**Prompt:**
This exercise calls for printing every record exactly once more.

**Data:**

-- Opening Marker --

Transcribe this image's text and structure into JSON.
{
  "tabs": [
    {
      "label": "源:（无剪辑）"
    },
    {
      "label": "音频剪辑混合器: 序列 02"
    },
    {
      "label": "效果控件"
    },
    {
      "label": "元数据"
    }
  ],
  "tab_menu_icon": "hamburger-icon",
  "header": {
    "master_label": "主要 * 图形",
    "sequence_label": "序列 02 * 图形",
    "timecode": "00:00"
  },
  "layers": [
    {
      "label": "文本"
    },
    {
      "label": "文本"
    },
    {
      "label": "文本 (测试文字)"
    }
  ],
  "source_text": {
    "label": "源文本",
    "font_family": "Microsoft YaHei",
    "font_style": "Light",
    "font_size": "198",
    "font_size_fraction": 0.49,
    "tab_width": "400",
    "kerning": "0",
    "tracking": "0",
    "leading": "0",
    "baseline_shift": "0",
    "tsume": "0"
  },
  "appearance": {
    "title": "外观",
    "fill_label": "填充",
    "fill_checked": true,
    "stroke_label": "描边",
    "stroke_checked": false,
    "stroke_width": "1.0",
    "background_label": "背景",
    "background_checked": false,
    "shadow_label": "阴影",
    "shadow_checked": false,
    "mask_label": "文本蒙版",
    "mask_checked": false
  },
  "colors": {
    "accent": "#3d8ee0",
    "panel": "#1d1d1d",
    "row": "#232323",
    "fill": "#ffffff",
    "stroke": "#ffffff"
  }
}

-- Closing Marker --

**Exercise result:**
Transcribe this image's text and structure into JSON.
{
  "tabs": [
    {
      "label": "源:（无剪辑）"
    },
    {
      "label": "音频剪辑混合器: 序列 02"
    },
    {
      "label": "效果控件"
    },
    {
      "label": "元数据"
    }
  ],
  "tab_menu_icon": "hamburger-icon",
  "header": {
    "master_label": "主要 * 图形",
    "sequence_label": "序列 02 * 图形",
    "timecode": "00:00"
  },
  "layers": [
    {
      "label": "文本"
    },
    {
      "label": "文本"
    },
    {
      "label": "文本 (测试文字)"
    }
  ],
  "source_text": {
    "label": "源文本",
    "font_family": "Microsoft YaHei",
    "font_style": "Light",
    "font_size": "198",
    "font_size_fraction": 0.49,
    "tab_width": "400",
    "kerning": "0",
    "tracking": "0",
    "leading": "0",
    "baseline_shift": "0",
    "tsume": "0"
  },
  "appearance": {
    "title": "外观",
    "fill_label": "填充",
    "fill_checked": true,
    "stroke_label": "描边",
    "stroke_checked": false,
    "stroke_width": "1.0",
    "background_label": "背景",
    "background_checked": false,
    "shadow_label": "阴影",
    "shadow_checked": false,
    "mask_label": "文本蒙版",
    "mask_checked": false
  },
  "colors": {
    "accent": "#3d8ee0",
    "panel": "#1d1d1d",
    "row": "#232323",
    "fill": "#ffffff",
    "stroke": "#ffffff"
  }
}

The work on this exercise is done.